I’ve often spoken fondly of “my” ghost, Robert, whom I met when living in Los Angeles. I always liked Robert. He was/is the most pleasant and least intimidating of ghosts, who loves classical music and has a particular fondness for bedrooms. I even saw him once, reflected in a window, walking across the room behind me.
Robert takes great delight in hiding things. Not just hiding them, but removing them from plain sight. Something would be there one minute, and gone the next, not to resurface for days, weeks, or months. The classic example, which I always cite, was when a friend stopped by on his way home from the grocery store. He set his bag on my kitchen table, with a carton of cigarettes clearly visible at the top of the bag. When he returned to the kitchen to pick up his groceries, the carton of cigarettes was gone. There was no one in the house but him and me.
Then there was the jar of pennies I kept atop a kitchen counter. One day it was there, the next day it wasn’t. And then, several weeks later, it was. I sort of gave up wondering where missing things had gone.
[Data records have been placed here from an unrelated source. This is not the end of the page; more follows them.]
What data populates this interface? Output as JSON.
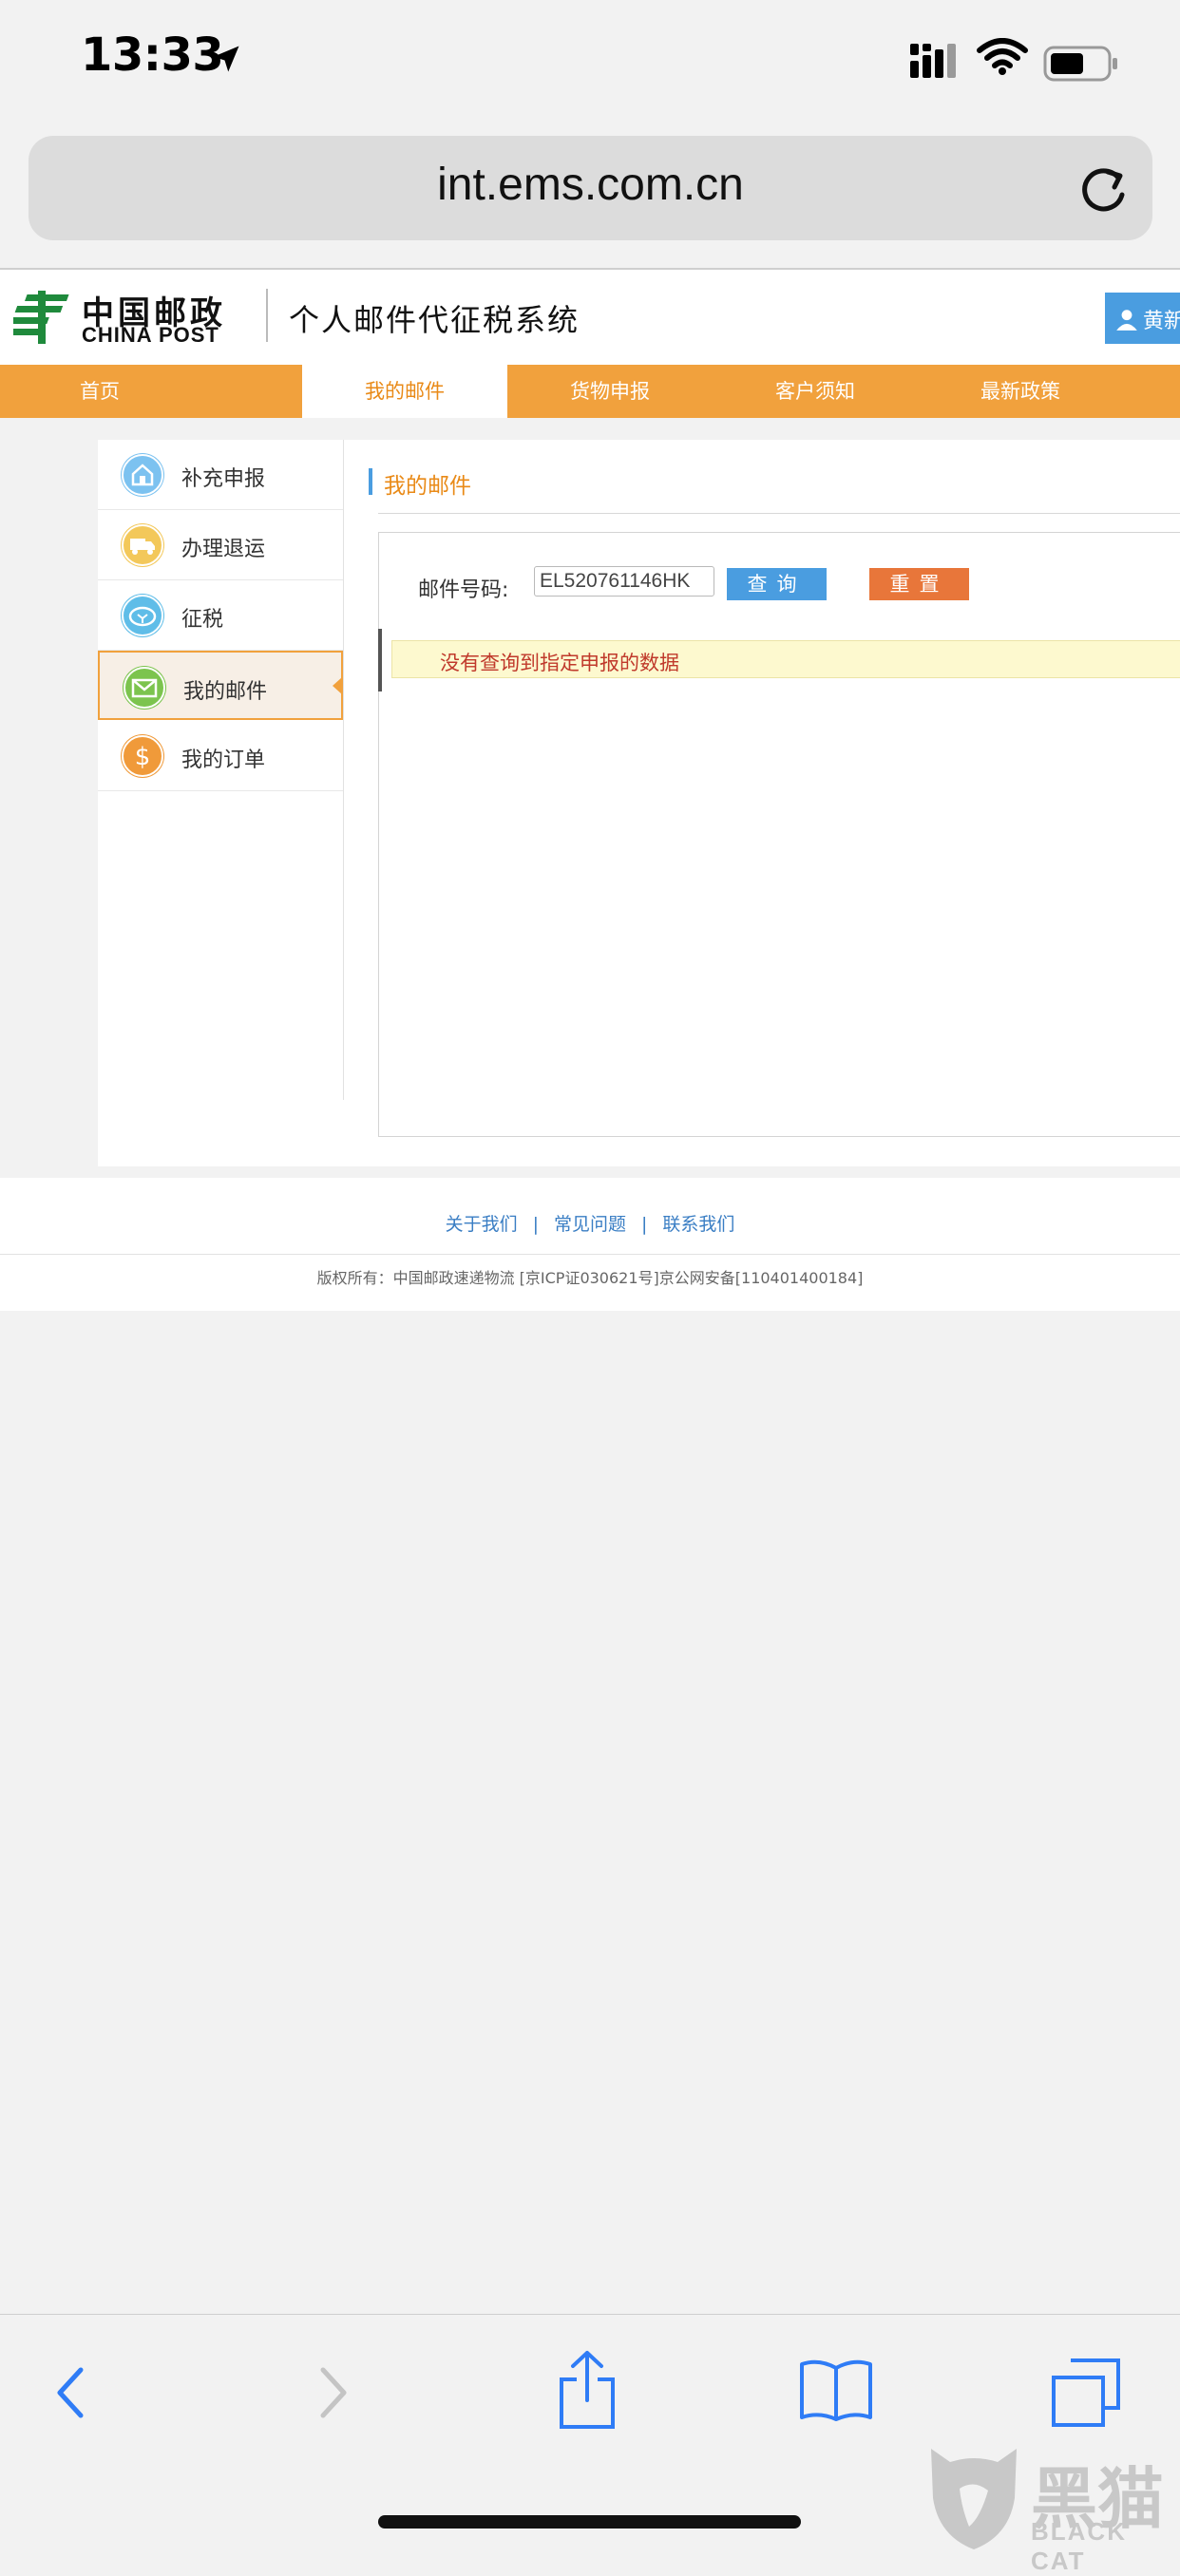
{
  "status_bar": {
    "time": "13:33",
    "icons": [
      "location-arrow-icon",
      "cellular-signal-icon",
      "wifi-icon",
      "battery-icon"
    ]
  },
  "browser": {
    "url": "int.ems.com.cn",
    "toolbar_icons": [
      "back-icon",
      "forward-icon",
      "share-icon",
      "bookmarks-icon",
      "tabs-icon"
    ]
  },
  "header": {
    "logo_cn": "中国邮政",
    "logo_en": "CHINA POST",
    "system_title": "个人邮件代征税系统",
    "user_name": "黄新"
  },
  "nav": {
    "items": [
      {
        "label": "首页",
        "active": false
      },
      {
        "label": "我的邮件",
        "active": true
      },
      {
        "label": "货物申报",
        "active": false
      },
      {
        "label": "客户须知",
        "active": false
      },
      {
        "label": "最新政策",
        "active": false
      }
    ]
  },
  "sidebar": {
    "items": [
      {
        "label": "补充申报",
        "icon": "building-icon",
        "color": "#7cc2f0",
        "active": false
      },
      {
        "label": "办理退运",
        "icon": "truck-icon",
        "color": "#f3c85a",
        "active": false
      },
      {
        "label": "征税",
        "icon": "tax-icon",
        "color": "#5fbde8",
        "active": false
      },
      {
        "label": "我的邮件",
        "icon": "envelope-icon",
        "color": "#7cc44e",
        "active": true
      },
      {
        "label": "我的订单",
        "icon": "dollar-icon",
        "color": "#f09a3a",
        "active": false
      }
    ]
  },
  "main": {
    "section_title": "我的邮件",
    "field_label": "邮件号码:",
    "tracking_number": "EL520761146HK",
    "query_button": "查询",
    "reset_button": "重置",
    "notice": "没有查询到指定申报的数据"
  },
  "footer": {
    "links": [
      "关于我们",
      "常见问题",
      "联系我们"
    ],
    "copyright": "版权所有：中国邮政速递物流 [京ICP证030621号]京公网安备[110401400184]"
  },
  "watermark": {
    "text_cn": "黑猫",
    "text_en": "BLACK CAT"
  },
  "colors": {
    "nav_orange": "#f1a13d",
    "accent_blue": "#4a9de0",
    "reset_orange": "#e8763a",
    "notice_red": "#c0392b"
  }
}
Chances are they would show up either exactly where I’d last seen them or at the back of the top shelf in a kitchen cabinet, or somewhere equally illogical.
When my mom came to visit the Christmas after my dad died, I was telling her about Robert. She smiled one of her “if you say so” smiles, and said, “I don’t believe in ghosts.” And the minute she said it, three ornaments fell off the Christmas tree. He later paid her a visit one night. She said she woke up knowing someone was in the room and merely said, “Go away, Robert,” and he did.
I really missed Robert when I left L.A., but he would make occasional visits over the years. But since I’ve moved to Chicago, nothing. Until today.
When I bought my laptop, I found the little “mouse pad,” which requires moving the mouse around by squiggling the tip of the index finger across the “pad” a gigantic annoyance. So I bought an external mouse with a retractable cord which works fine. Then, two weeks ago, as I was getting ready to come to “work” at the shopping center information desk, I disconnected the mouse and distinctly recall putting the power plug and the computer into the carrying case. When I got to work, I could not find the mouse. I searched every inch of the case four times, then because I could not specifically recall having put the mouse in the case, assumed I’d left it at home.
Got home, no mouse. Not on the computer desk where I’d disconnected it, not on any countertop, not in any drawer, not on the floor, not in the refrigerator. Nowhere. No mouse. Tried using the laptop without it, with the totally predictable result. Finally ran out and bought another mouse with a retractable cable.
Today, on my way to work, I packed my computer into its carrying case, making sure I consciously picked up the mouse and put it in the special pocket into which I always put it. And as I did so, I felt something else at the bottom of the pouch. Would you care to guess what it was? Yep. It was NOT there any of the four times I’d searched the case the day it disappeared, nor any of the subsequent times I’d put the computer, mouse, and power cord into the case. But there it was.
Welcome back, Robert.
This blog is from Dorien's ebook of blogs, Short Circuits, available from Untreed Reads and Amazon; it's also available as an audio book from Amazon/Audible.com: